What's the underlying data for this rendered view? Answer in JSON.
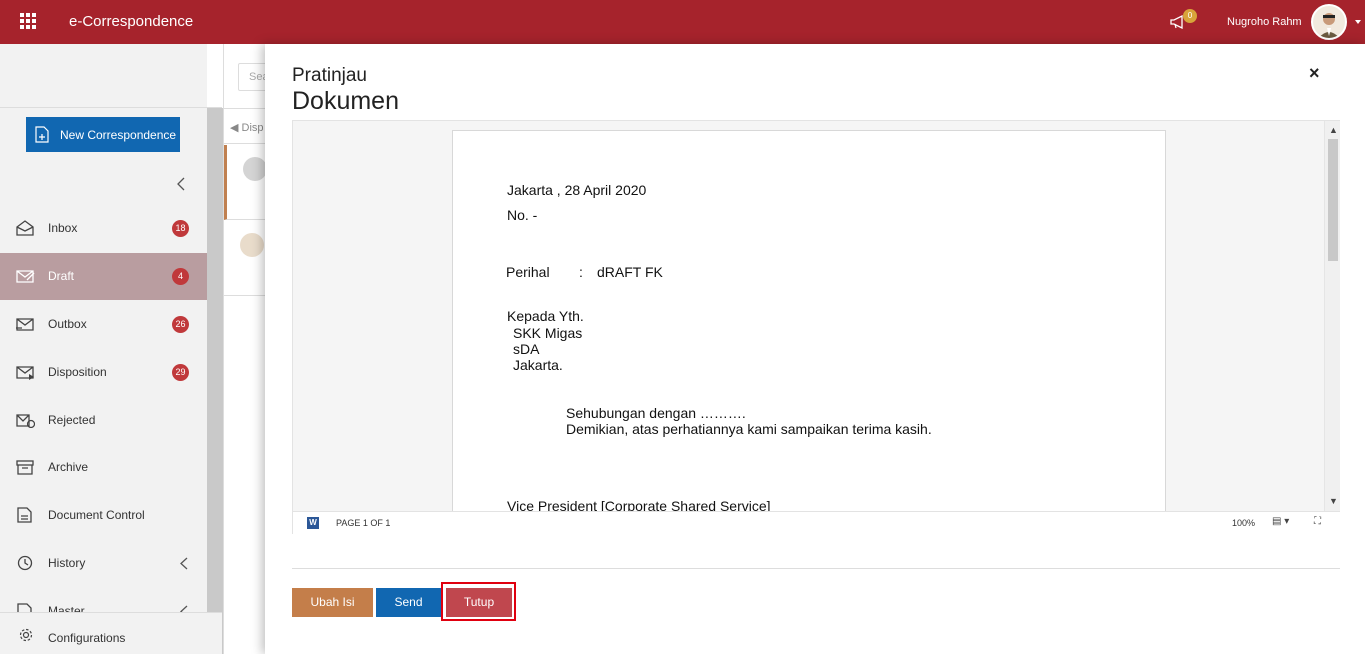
{
  "topbar": {
    "app_title": "e-Correspondence",
    "notification_count": "0",
    "user_name": "Nugroho Rahm"
  },
  "sidebar": {
    "new_button": "New Correspondence",
    "items": [
      {
        "label": "Inbox",
        "badge": "18"
      },
      {
        "label": "Draft",
        "badge": "4"
      },
      {
        "label": "Outbox",
        "badge": "26"
      },
      {
        "label": "Disposition",
        "badge": "29"
      },
      {
        "label": "Rejected"
      },
      {
        "label": "Archive"
      },
      {
        "label": "Document Control"
      },
      {
        "label": "History"
      },
      {
        "label": "Master"
      }
    ],
    "config_label": "Configurations"
  },
  "midcol": {
    "search_placeholder": "Sea",
    "tab_label": "Disp"
  },
  "modal": {
    "title_line1": "Pratinjau",
    "title_line2": "Dokumen",
    "close_label": "×"
  },
  "document": {
    "date_line": "Jakarta , 28 April 2020",
    "number_line": "No. -",
    "subject_label": "Perihal",
    "subject_colon": ":",
    "subject_value": "dRAFT FK",
    "to_line1": "Kepada Yth.",
    "to_line2": "SKK Migas",
    "to_line3": "sDA",
    "to_line4": "Jakarta.",
    "body_line1": "Sehubungan dengan ……….",
    "body_line2": "Demikian, atas perhatiannya kami sampaikan terima kasih.",
    "signature_line": "Vice President [Corporate Shared Service]"
  },
  "viewer": {
    "word_icon": "W",
    "page_info": "PAGE 1 OF 1",
    "zoom": "100%"
  },
  "buttons": {
    "ubah_isi": "Ubah Isi",
    "send": "Send",
    "tutup": "Tutup"
  }
}
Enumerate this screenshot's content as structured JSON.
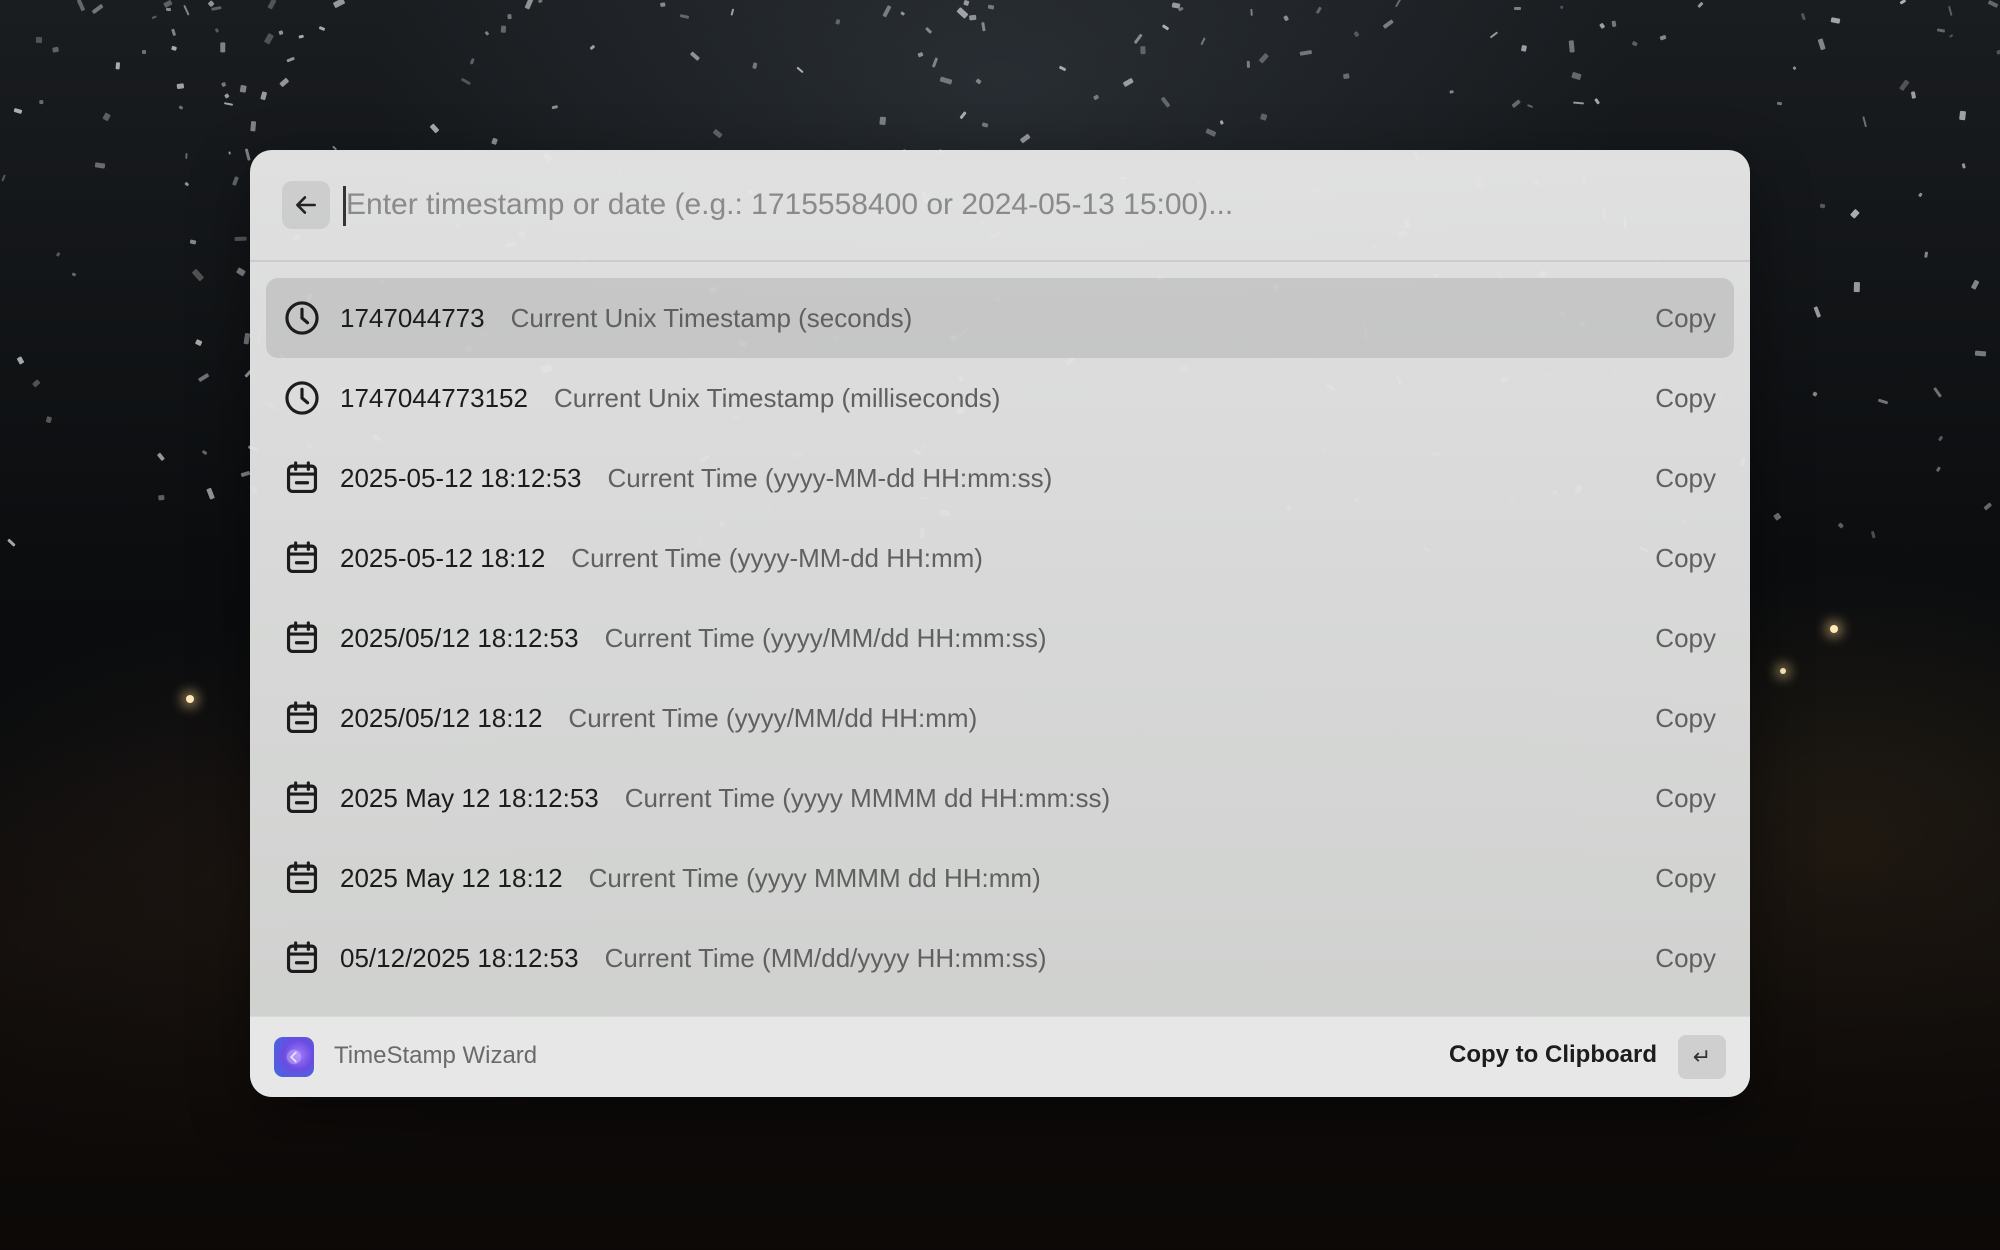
{
  "search": {
    "placeholder": "Enter timestamp or date (e.g.: 1715558400 or 2024-05-13 15:00)..."
  },
  "results": [
    {
      "icon": "clock-icon",
      "value": "1747044773",
      "description": "Current Unix Timestamp (seconds)",
      "action": "Copy",
      "selected": true
    },
    {
      "icon": "clock-icon",
      "value": "1747044773152",
      "description": "Current Unix Timestamp (milliseconds)",
      "action": "Copy"
    },
    {
      "icon": "calendar-icon",
      "value": "2025-05-12 18:12:53",
      "description": "Current Time (yyyy-MM-dd HH:mm:ss)",
      "action": "Copy"
    },
    {
      "icon": "calendar-icon",
      "value": "2025-05-12 18:12",
      "description": "Current Time (yyyy-MM-dd HH:mm)",
      "action": "Copy"
    },
    {
      "icon": "calendar-icon",
      "value": "2025/05/12 18:12:53",
      "description": "Current Time (yyyy/MM/dd HH:mm:ss)",
      "action": "Copy"
    },
    {
      "icon": "calendar-icon",
      "value": "2025/05/12 18:12",
      "description": "Current Time (yyyy/MM/dd HH:mm)",
      "action": "Copy"
    },
    {
      "icon": "calendar-icon",
      "value": "2025 May 12 18:12:53",
      "description": "Current Time (yyyy MMMM dd HH:mm:ss)",
      "action": "Copy"
    },
    {
      "icon": "calendar-icon",
      "value": "2025 May 12 18:12",
      "description": "Current Time (yyyy MMMM dd HH:mm)",
      "action": "Copy"
    },
    {
      "icon": "calendar-icon",
      "value": "05/12/2025 18:12:53",
      "description": "Current Time (MM/dd/yyyy HH:mm:ss)",
      "action": "Copy"
    }
  ],
  "footer": {
    "app_name": "TimeStamp Wizard",
    "action_label": "Copy to Clipboard",
    "action_key": "↵"
  }
}
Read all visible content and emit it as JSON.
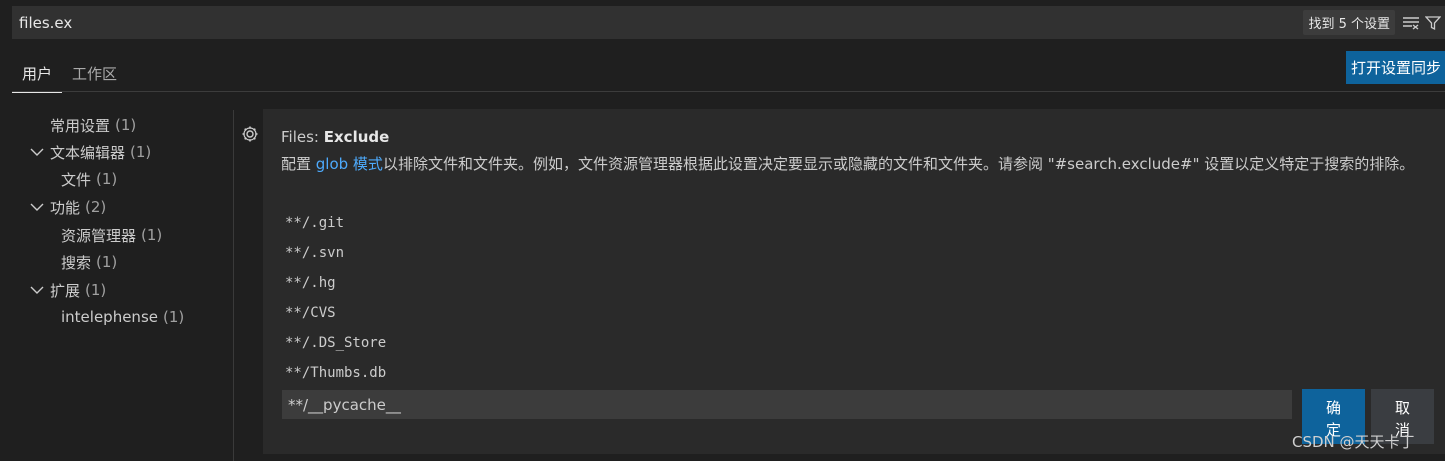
{
  "search": {
    "value": "files.ex",
    "result_count": "找到 5 个设置"
  },
  "tabs": [
    {
      "label": "用户"
    },
    {
      "label": "工作区"
    }
  ],
  "sync_button": "打开设置同步",
  "tree": [
    {
      "label": "常用设置",
      "count": "(1)",
      "expanded": null
    },
    {
      "label": "文本编辑器",
      "count": "(1)",
      "expanded": true
    },
    {
      "label": "文件",
      "count": "(1)",
      "expanded": null
    },
    {
      "label": "功能",
      "count": "(2)",
      "expanded": true
    },
    {
      "label": "资源管理器",
      "count": "(1)",
      "expanded": null
    },
    {
      "label": "搜索",
      "count": "(1)",
      "expanded": null
    },
    {
      "label": "扩展",
      "count": "(1)",
      "expanded": true
    },
    {
      "label": "intelephense",
      "count": "(1)",
      "expanded": null
    }
  ],
  "setting": {
    "title_prefix": "Files: ",
    "title_name": "Exclude",
    "desc_before": "配置 ",
    "desc_link": "glob 模式",
    "desc_after": "以排除文件和文件夹。例如，文件资源管理器根据此设置决定要显示或隐藏的文件和文件夹。请参阅 \"#search.exclude#\" 设置以定义特定于搜索的排除。",
    "patterns": [
      "**/.git",
      "**/.svn",
      "**/.hg",
      "**/CVS",
      "**/.DS_Store",
      "**/Thumbs.db"
    ],
    "edit_value": "**/__pycache__",
    "ok_label": "确定",
    "cancel_label": "取消"
  },
  "watermark": "CSDN @天天卡丁",
  "colors": {
    "accent": "#0e639c",
    "link": "#4daafc",
    "background": "#1f1f1f"
  }
}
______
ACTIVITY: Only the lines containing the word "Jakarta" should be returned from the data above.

THE COMPLETED TASK:
    "date_line": "Jakarta , 28 April 2020",
    "to_line4": "Jakarta.",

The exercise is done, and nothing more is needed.